Momma would usually say she wasn't hungry so her children would have more to eat. Thanks to the BackPacks for Friday program they have the extra food they need so everyone can eat, and momma calls those who support this program "her angels."
This program means so much to the children and families we serve. No child should have to worry about where their next meal will come from. A problem such as hunger can only be tackled if the community comes to together like they did at Party for the Good.
The Cape Roller Girls returned this year as well as many sorority groups. The university's gymnastics team and the Sundancers were there. The Sundancers also provided entertainment during the event and energized the crowd. The Black Collegiate Club came and the United Way SEMO Campus members showed up again this year, too.
Representatives were there from the many school districts served by the BackPacks for Friday program. Aaron Burton from Neelyville schools, Leanna Kinder from Southeast Elementary in Sikeston, Jamie Jones from Jefferson Elementary in Cape Girardeau and Mary Lewelling, representing Pemiscot County serving Hayti and Caruthersville schools, have seen the faces of the kids served by BackPacks for Friday and know they need help from the community.

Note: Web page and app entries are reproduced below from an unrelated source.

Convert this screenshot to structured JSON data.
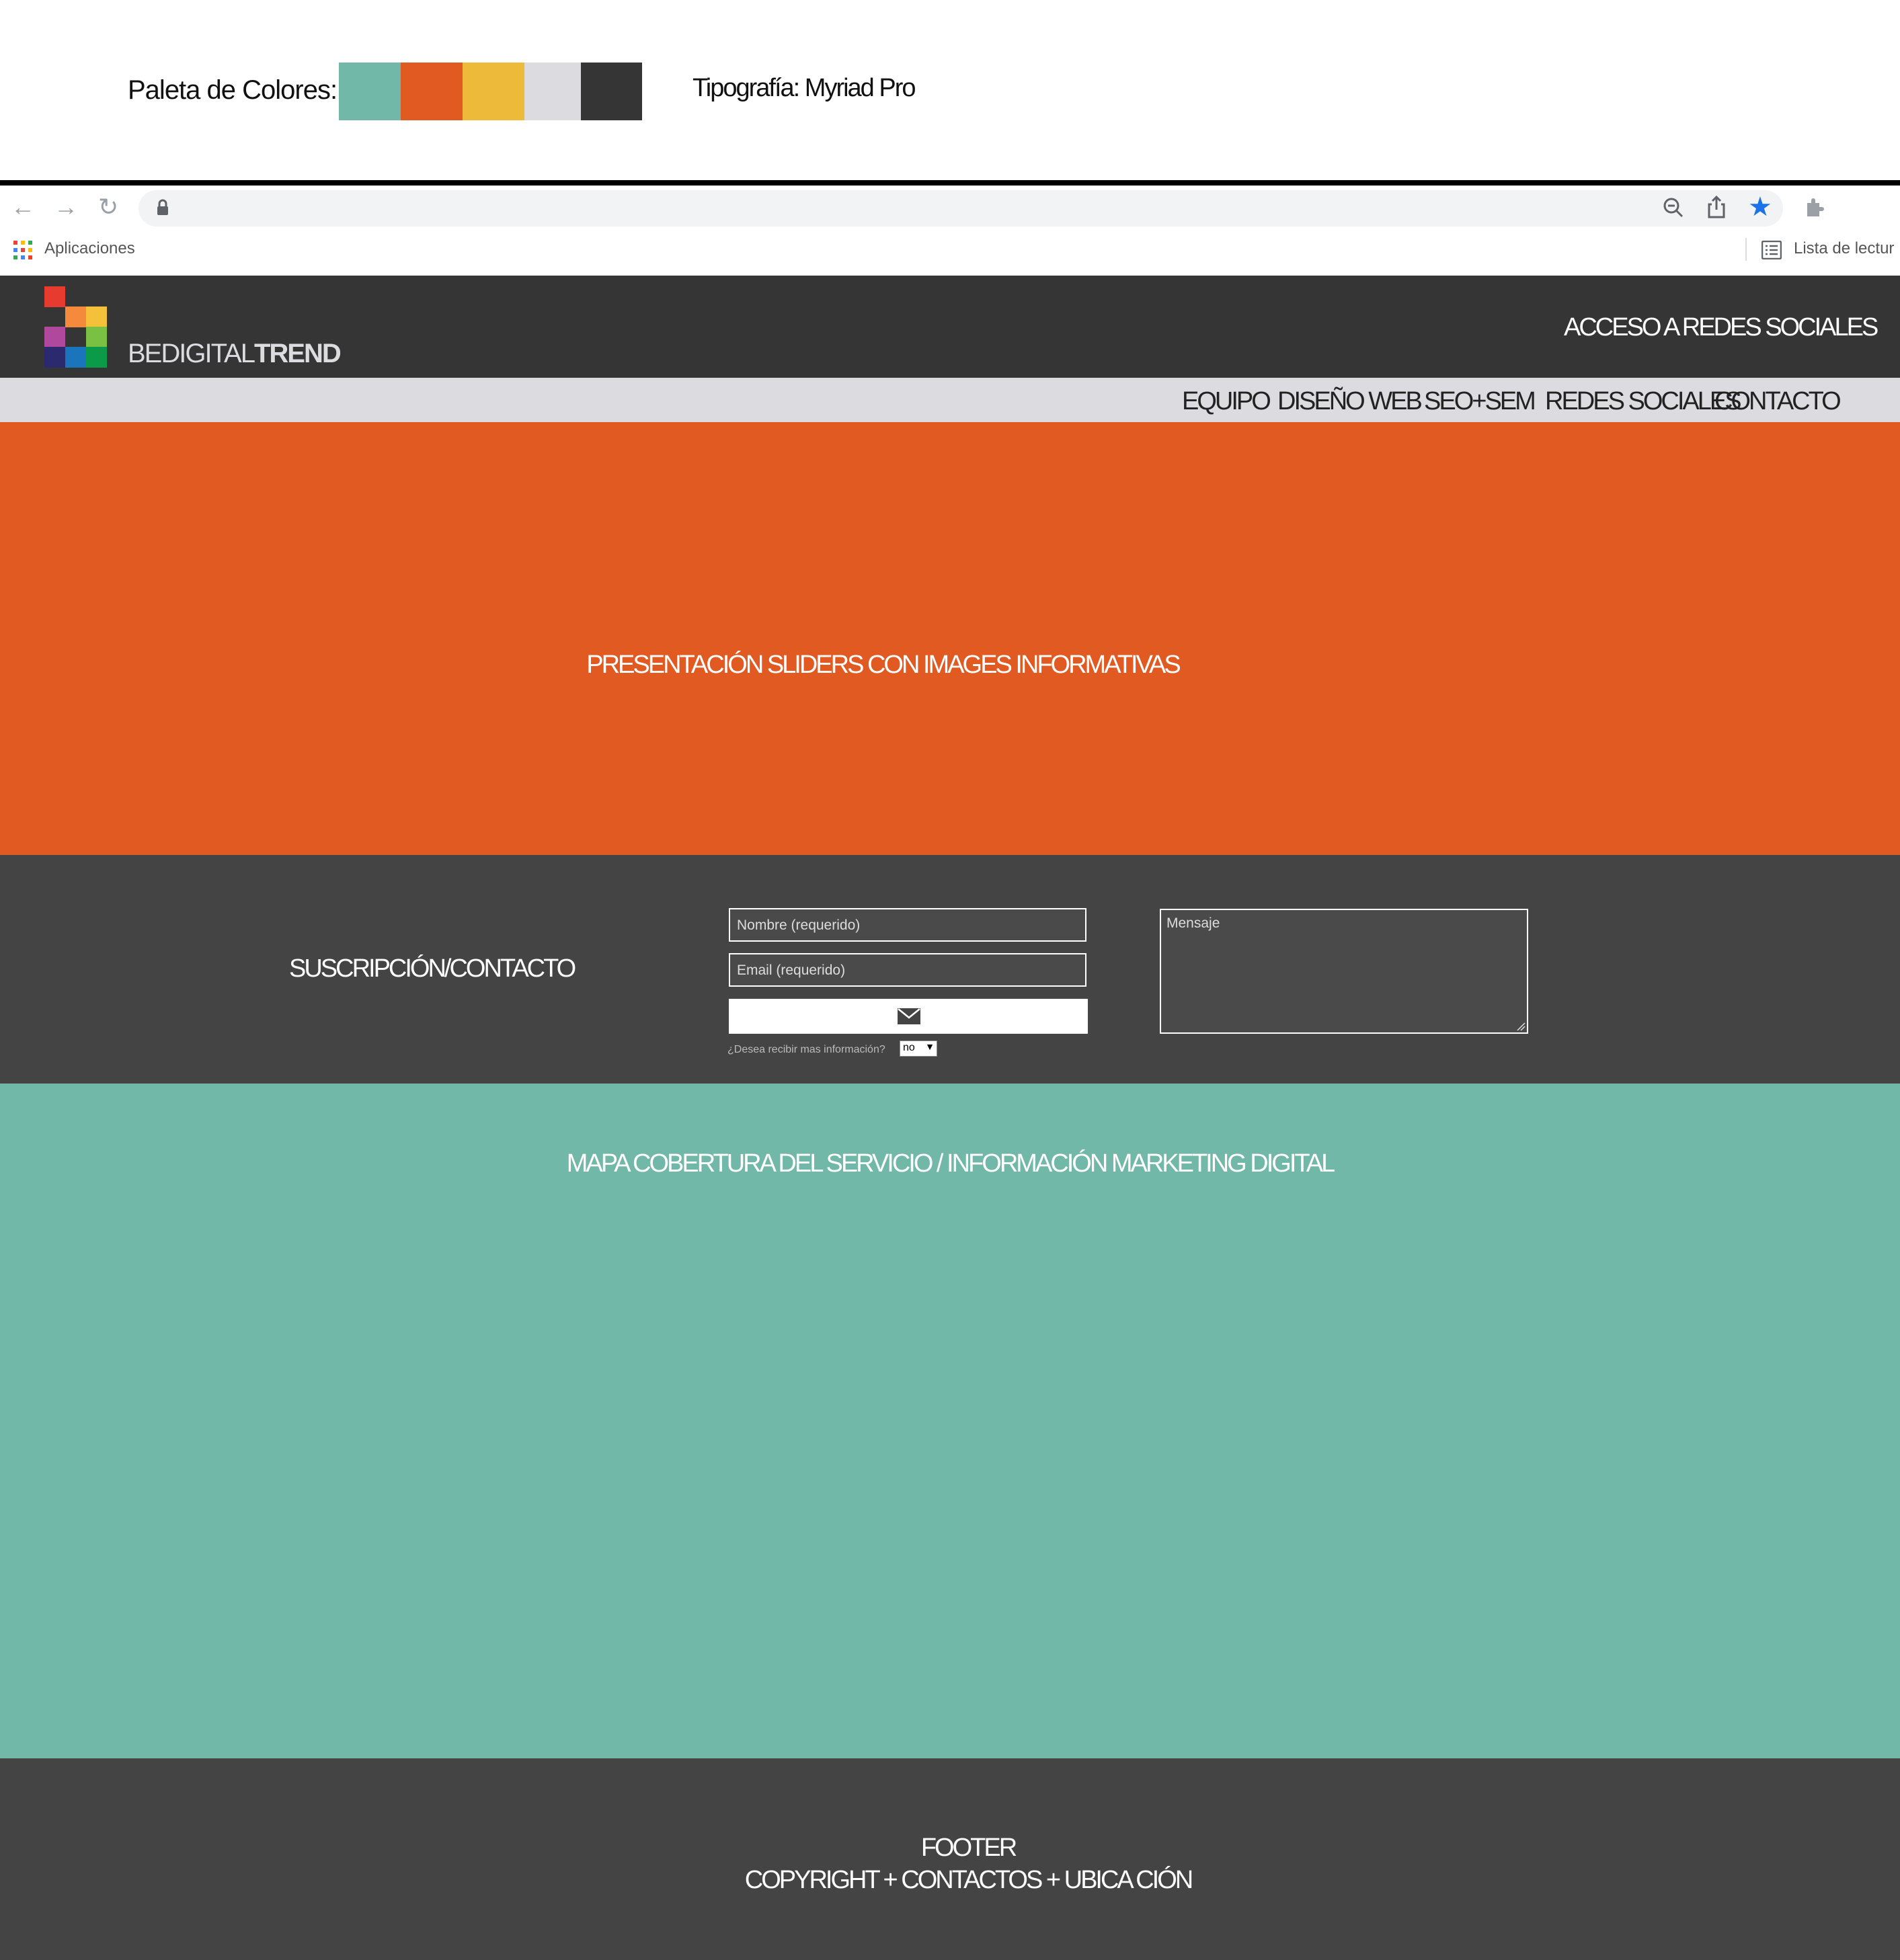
{
  "palette": {
    "label": "Paleta de Colores:",
    "colors": [
      "#72b8a8",
      "#e05a22",
      "#eeba3a",
      "#dcdce0",
      "#353535"
    ]
  },
  "typography_label": "Tipografía: Myriad Pro",
  "browser": {
    "bookmarks_apps": "Aplicaciones",
    "reading_list": "Lista de lectur",
    "icons": [
      "back-icon",
      "forward-icon",
      "reload-icon",
      "lock-icon",
      "zoom-out-icon",
      "share-icon",
      "star-icon",
      "extensions-icon",
      "menu-icon",
      "apps-grid-icon",
      "reading-list-icon"
    ]
  },
  "site": {
    "brand_light": "BEDIGITAL",
    "brand_bold": "TREND",
    "social_access": "ACCESO A REDES SOCIALES",
    "nav": [
      "EQUIPO",
      "DISEÑO WEB",
      "SEO+SEM",
      "REDES SOCIALES",
      "CONTACTO"
    ],
    "slider_text": "PRESENTACIÓN SLIDERS CON IMAGES INFORMATIVAS",
    "contact": {
      "title": "SUSCRIPCIÓN/CONTACTO",
      "name_placeholder": "Nombre (requerido)",
      "email_placeholder": "Email (requerido)",
      "message_placeholder": "Mensaje",
      "info_question": "¿Desea recibir mas información?",
      "info_value": "no"
    },
    "map_text": "MAPA COBERTURA DEL SERVICIO / INFORMACIÓN MARKETING DIGITAL",
    "footer_line1": "FOOTER",
    "footer_line2": "COPYRIGHT + CONTACTOS + UBICA CIÓN"
  }
}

Church folks came from all around to pitch in, and so did some who work in the health care industry. The church folks know Jesus loves the little children and he wants us to take care of them. Those who work in health care know that if these kids don't get nutritious food they can't learn and grow like they need to and get a proper start on life.
Corporations encouraged their employees to participate. Bankers, retailers and manufacturers were among the crowd. There may even have been a butcher, baker or a candlestick maker in the multitude. Charter Media provided funding as primary sponsor of the community event and their "Good Neighbor" group was there in force.
Aktion was there. I learned that day that they are a very special group of adults who live life with challenges and don't let that get in the way of making a positive difference in the community, which they certainly did that night.
Lots of families came together volunteering, creating meaningful lasting memories to share with their loved ones.
Ann Cunningham, a regular volunteer at Southeast Missouri Food Bank, was there with her husband and told me, "I know that what we do here together really matters, it improves lives."
Jay Wolz comes to take photographs at the "party" while his wife helps with the packing.
"When you look at my photos you will see lots of smiles here, people know they are doing something special," Wolz said. "Something significant."
So it seems the Party for the Good really is mostly about the good. Helping one another makes us feel good no matter who we are, where we work or what we believe; we know we have to come together for those less fortunate in our community.
So I want to invite more community members to come to our "Party" next year and do it for the "Good."
Karen Green is the executive director of the Southeast Missouri Food Bank.